In the meeting, Mnangagwa noted that there is need for divergent views to be expressed in the media so that the country moves with speed in building an enduring democracy.
Moyo also said if the pillars of democracy are to be strengthened, existing repressive laws such as the Access to Information and Protection of Privacy Act (Aippa) and Broadcasting Services Act (BSA), among others, should be scrapped.
“These laws impinge on citizens’ right to freedom of expression and free flow of information which is critical in shaping a new democratic dispensation,” Moyo said.
He noted that since 2001, after the enactment of BSA, Zimbabwe does not have a three-tier broadcasting system comprising public, commercial and community broadcasting as stipulated by domestic, regional and international laws and instruments respectively.
The media advocacy group also urged the President to review the Cybercrimes and Cybersecurity Bill through the respective ministry so that it upholds digital rights rather than focussing on security concerns only.
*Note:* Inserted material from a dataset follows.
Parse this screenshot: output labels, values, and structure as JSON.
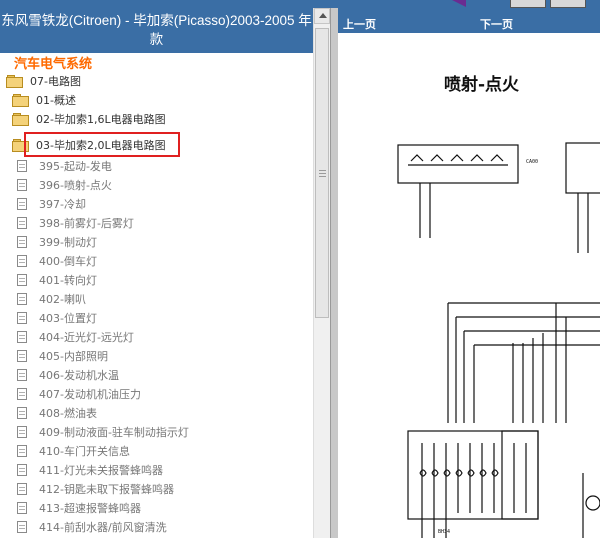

“We say so, because he recently joined the online platforms and realising that it’s a critical platform to engage the nation and also keeping in touch with the national pulse,” Moyo said.
In the meeting with the AMH team, Mnangagwa said the government was prepared to work with opposition political parties, independent media, people in the Diaspora and investors outside the country to build a nation that prides itself in peace and unity on national issues.
AMH chairman Trevor Ncube said the company’s publications would remain independent, so as to play their effective watchdog role, and they should not be perceived as enemies of the state.
“We will not always agree on everything with the government, but when we criticise or point mistakes, we do so as patriotic citizens who love their country dearly,” Ncube said.